Become a small talk survivor. Small talk survivors turn these situations into opportunities for success. These holiday events all have the potential to become great networking possibilities
Whether you are at a business meet and greet or a neighbor’s holiday get together, you can use conversational skills as a tool with which to build new connections, while avoiding awkward pauses and uncomfortable conversations. After all, any relationship starts with small talk.
The first step in becoming a small talk survivor is realizing just how important conversational skills are. Mastering the art of small talk is not only essential in forming new relationships, but also in creating lasting impressions. With the right approach and preparation anyone can become a skilled conversationalist. Great small talkers are made, not born.
The next time you find yourself at a holiday function, try one of these top ten icebreakers:
- “How do you know the host/hostess”?
- “What are some of your family holiday traditions?”
- “Since we have last gotten together, what is new with your family/work?
- “Tell me about your plans for this holiday season…”
- “What is your favorite thing about the holiday season? Why?”
- “Bring me up to date on what you have coming up/planned for the upcoming year?”
- “Describe your typical holiday festivities…”
- “What special gifts do you have planned to give this year?”
- “What was the best gift you ever received? Why?”
- “How does the holiday season impact your work/industry?”
Once you have broken the ice, follow these important tips to ensure your small talk success:
- Don’t rush through conversations.

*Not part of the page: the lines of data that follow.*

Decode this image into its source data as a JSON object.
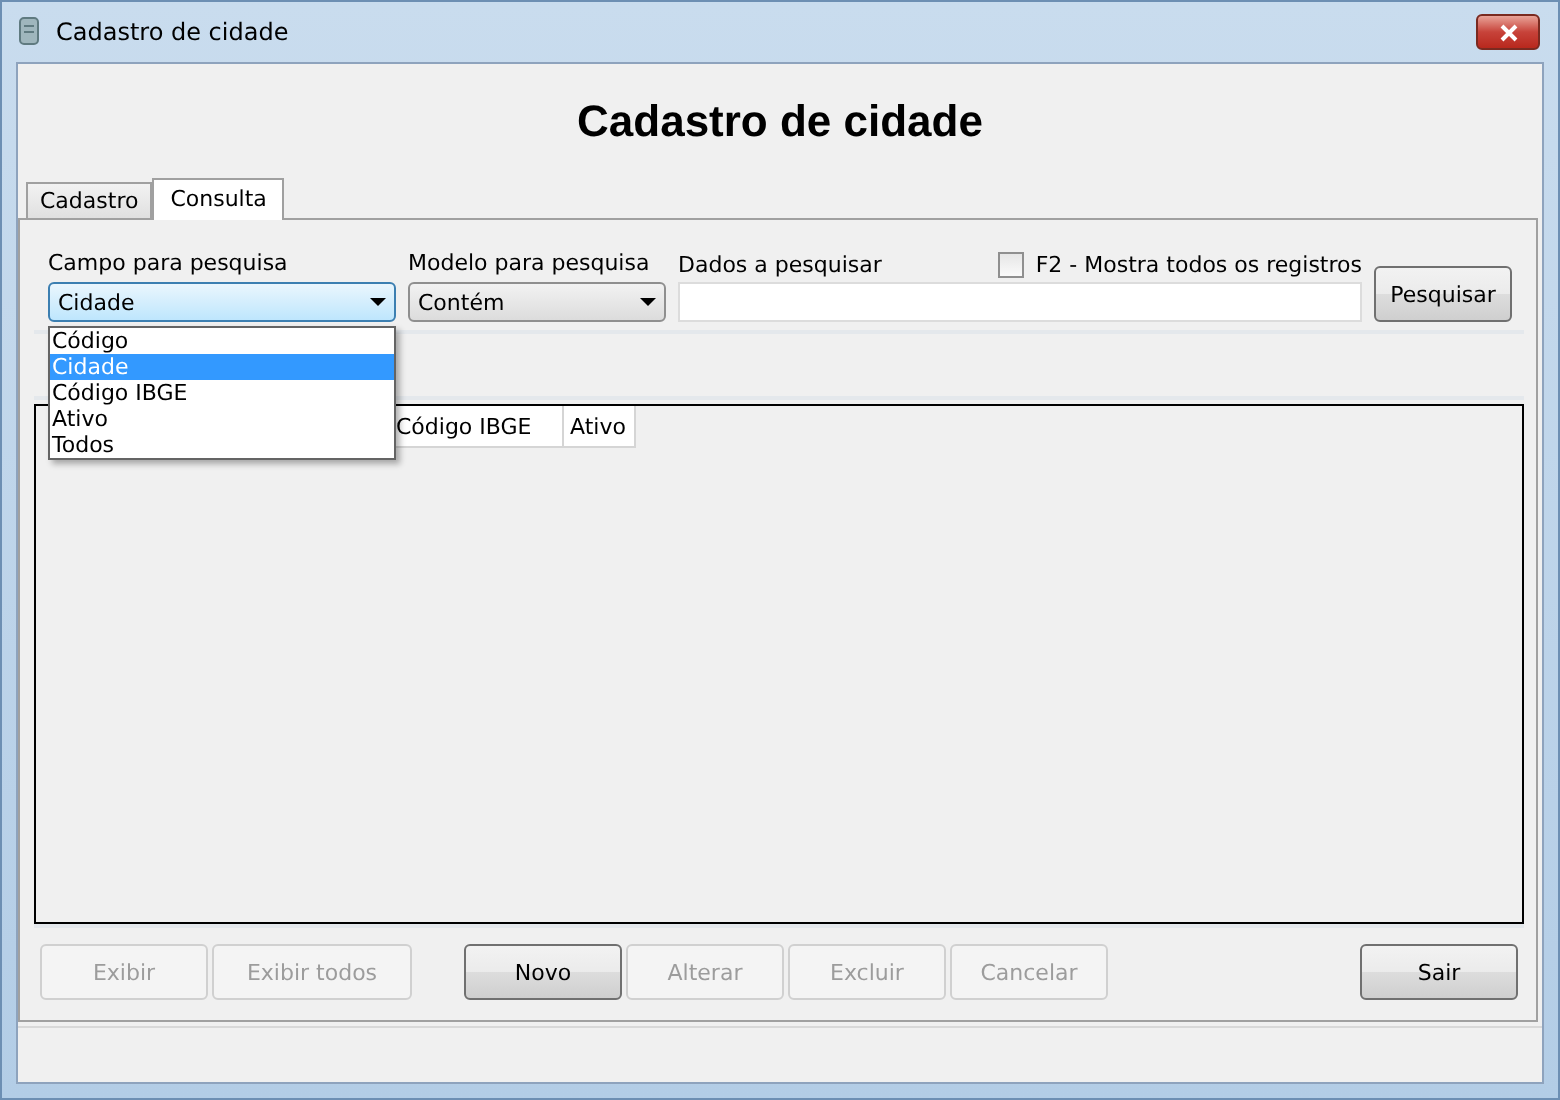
{
  "window": {
    "title": "Cadastro de cidade"
  },
  "heading": "Cadastro de cidade",
  "tabs": [
    {
      "label": "Cadastro",
      "selected": false
    },
    {
      "label": "Consulta",
      "selected": true
    }
  ],
  "search": {
    "field_label": "Campo para pesquisa",
    "field_value": "Cidade",
    "model_label": "Modelo para pesquisa",
    "model_value": "Contém",
    "data_label": "Dados a pesquisar",
    "show_all": {
      "label": "F2 - Mostra todos os registros",
      "checked": false
    },
    "button": {
      "label": "Pesquisar",
      "disabled": false
    },
    "dropdown": {
      "expanded": true,
      "options": [
        {
          "label": "Código",
          "selected": false
        },
        {
          "label": "Cidade",
          "selected": true
        },
        {
          "label": "Código IBGE",
          "selected": false
        },
        {
          "label": "Ativo",
          "selected": false
        },
        {
          "label": "Todos",
          "selected": false
        }
      ]
    }
  },
  "table": {
    "columns": [
      "Código IBGE",
      "Ativo"
    ]
  },
  "actions": {
    "groups": [
      [
        {
          "label": "Exibir",
          "disabled": true
        },
        {
          "label": "Exibir todos",
          "disabled": true
        }
      ],
      [
        {
          "label": "Novo",
          "disabled": false
        },
        {
          "label": "Alterar",
          "disabled": true
        },
        {
          "label": "Excluir",
          "disabled": true
        },
        {
          "label": "Cancelar",
          "disabled": true
        }
      ]
    ],
    "exit": {
      "label": "Sair",
      "disabled": false
    }
  }
}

Take your time and be sure to remember names and use them frequently during conversations.
- Show an interest in every person you meet. By showing an interest you are creating a favorable impression of yourself.
- Be prepared. Before entering an event, take a couple minutes and think of at least three conversation points or topics. If you happen to encounter an uncomfortable silence, these conversation points will always come in handy.
- Always maintain eye contact. Eye contact is an easy way to make others feel comfortable, important, and special.
- Act confident through your body language, even if you are not. Nervous body language can make others uncomfortable and anxious. Try to be aware of your body language throughout conversations.
- Be a careful listener. By listening intently to what others are saying, you are not only making them feel important, but you can use information you gather to keep the conversation going.
- Make people feel special. People, even shy ones, like to talk about themselves, so let them.
- Don’t steal the show, and don’t let others steal the show either. Try to give everyone in an interaction the opportunity to speak and let their opinions be heard. If someone else is monopolizing a conversation, wait until a pause or that person takes a breath and then makes a comment that can steer the conversation in a new direction. Or include someone who has not been heard from or is new to the conversation by asking, “What is your opinion on this?” or “What are your views on this issue?”
- Be appropriate. In certain settings some topics may not be suitable. And be careful when asking about spouses or relationships, you may end up regretting it.
- Don’t interrogate a conversational partner. Questions like: “Where are you from?” “Are you married?” and “What do you do for a living?” can stop a conversation before it ever really starts.
- Be respectful of the opinions of others. Not everyone agrees on things, and friendly disagreements can be a gateway to a great conversation.
- Have exit lines prepared. You will probably want to mingle with several people around the room.
This holiday season every new face is a new opportunity for conversational success. Don’t find yourself voted off the island, use the tips provided here to help guarantee you will be a small talk survivor!